Although we applaud your government's search for renewable energy sources such as wind power, the erection of the turbines should not overlook the impact such machinery may have on local wildlife such as birds, bats and the dolphins. The energy development plans also appear to be confusing with both wind farms and high-polluting coal-fired power plants being proposed simultaneously. Taiwan is already considered one of the world's leaders CO2 emissions and thus contributing disproportionately to global warming but there appears to be little to no plans to reduce the CO2 emissions but rather the new industrial proposals only moves Taiwan in the direction of contributing even greater amounts of CO2 to our planet. All of these projects will also have a serious immediate impact on the remaining humpback dolphins of Taiwan by degrading or destroying their already limited habitats. We urge that all levels of government in Taiwan take the high risk of extinction of these dolphins seriously and encourage the authorities responsible to provide high priority attention and real protection to these and other wildlife and their environment.

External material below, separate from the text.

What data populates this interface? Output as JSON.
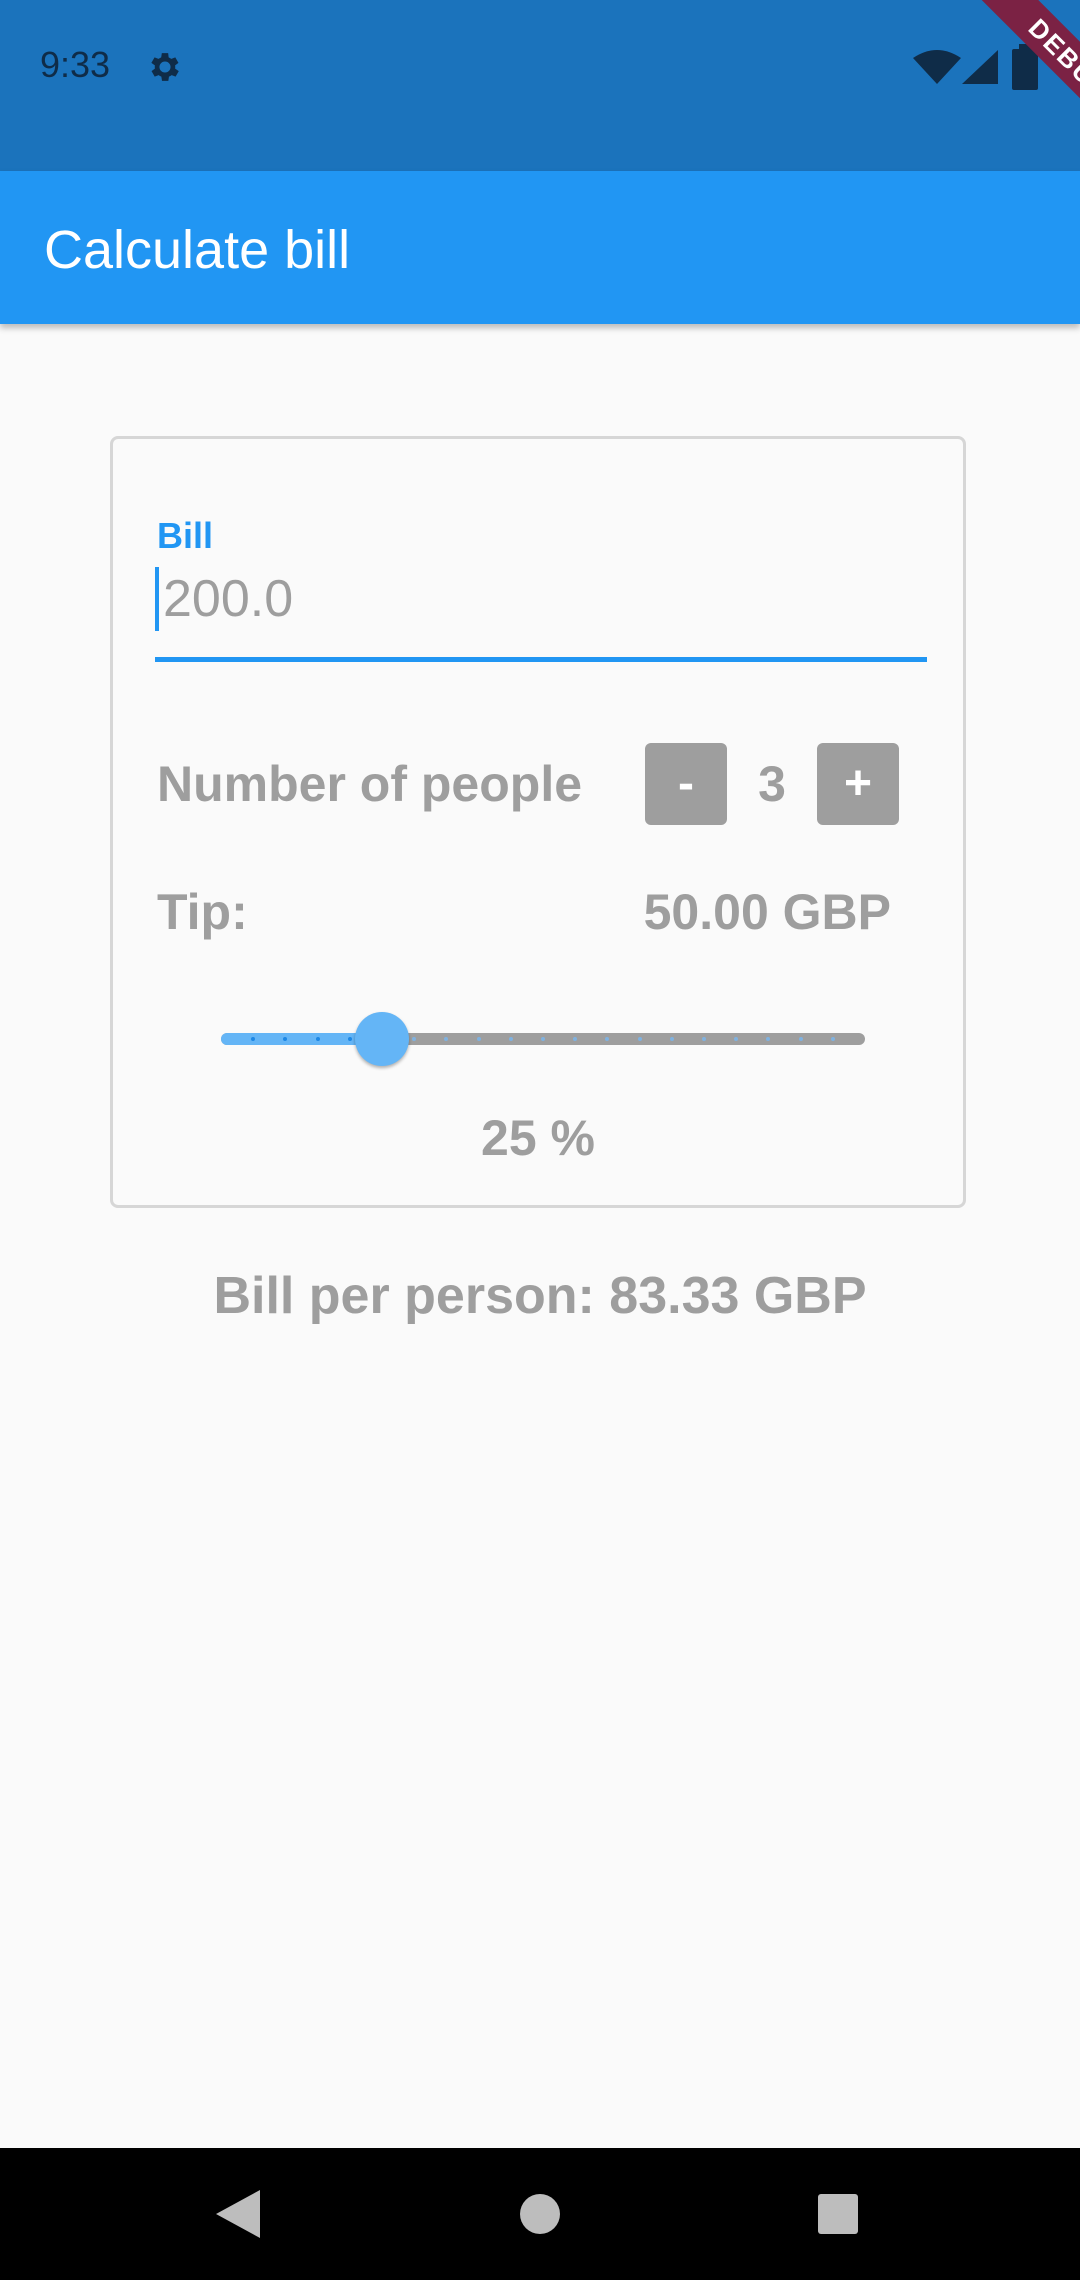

Yours sincerely,

(Name)

(Location)

(Organization, if applicable)




1 comment:

Michael said...

A precautionary approach will be one which recognizes that an effective reproducing population should be at least 500 individuals, to protect against inbreeding depression which leads to failure to reproduce enough offspring, and such a low population as presently exists will fall in numbers to extinction.
Should further habitat loss occur, the population will be unable to grow to a safe number.
Should a disease or pollution-related illness strike this small population, it will fall toward extinction very soon.
Taiwan, just as the Continents of Africa and North America, must leave enough wild environments and ecosystems to prevent the further loss of animals and plants.
"Keystone" species are not often successfully identified until severe damage and loss from their eradication has occurred.
The precautionary principle is most important.